+++ RECORDS PROVIDED

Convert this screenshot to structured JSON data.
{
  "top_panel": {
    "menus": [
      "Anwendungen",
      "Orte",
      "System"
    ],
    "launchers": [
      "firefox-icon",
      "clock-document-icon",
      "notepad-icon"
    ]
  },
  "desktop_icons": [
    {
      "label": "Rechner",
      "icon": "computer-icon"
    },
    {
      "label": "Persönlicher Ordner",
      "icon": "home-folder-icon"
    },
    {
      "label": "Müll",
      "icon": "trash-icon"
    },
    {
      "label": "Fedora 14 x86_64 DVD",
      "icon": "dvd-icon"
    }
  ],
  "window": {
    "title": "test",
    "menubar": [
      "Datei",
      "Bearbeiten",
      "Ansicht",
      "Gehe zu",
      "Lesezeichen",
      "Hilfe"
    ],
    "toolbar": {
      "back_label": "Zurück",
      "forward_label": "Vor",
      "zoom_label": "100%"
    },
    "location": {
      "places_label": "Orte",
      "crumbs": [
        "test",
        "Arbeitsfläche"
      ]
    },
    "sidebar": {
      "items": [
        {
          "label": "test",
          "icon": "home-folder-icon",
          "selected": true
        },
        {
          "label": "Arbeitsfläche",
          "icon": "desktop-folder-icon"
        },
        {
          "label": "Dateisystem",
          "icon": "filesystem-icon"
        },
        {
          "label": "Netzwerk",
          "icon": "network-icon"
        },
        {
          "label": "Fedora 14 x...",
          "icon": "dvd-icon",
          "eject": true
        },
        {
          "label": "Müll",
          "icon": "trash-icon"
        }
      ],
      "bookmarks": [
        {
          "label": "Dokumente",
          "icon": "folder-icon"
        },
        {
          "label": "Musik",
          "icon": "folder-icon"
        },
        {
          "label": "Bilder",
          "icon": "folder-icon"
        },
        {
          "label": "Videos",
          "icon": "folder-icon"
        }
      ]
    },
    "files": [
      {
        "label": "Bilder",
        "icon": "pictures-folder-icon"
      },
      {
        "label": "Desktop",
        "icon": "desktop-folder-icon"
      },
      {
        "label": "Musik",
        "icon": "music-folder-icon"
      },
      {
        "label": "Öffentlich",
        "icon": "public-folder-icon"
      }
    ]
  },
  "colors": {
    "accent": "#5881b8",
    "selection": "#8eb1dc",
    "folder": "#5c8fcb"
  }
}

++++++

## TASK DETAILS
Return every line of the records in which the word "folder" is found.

## EXERCISE SOLUTION
      "icon": "home-folder-icon"
          "icon": "home-folder-icon",
          "icon": "desktop-folder-icon"
          "icon": "folder-icon"
          "icon": "folder-icon"
          "icon": "folder-icon"
          "icon": "folder-icon"
        "icon": "pictures-folder-icon"
        "icon": "desktop-folder-icon"
        "icon": "music-folder-icon"
        "icon": "public-folder-icon"
    "folder": "#5c8fcb"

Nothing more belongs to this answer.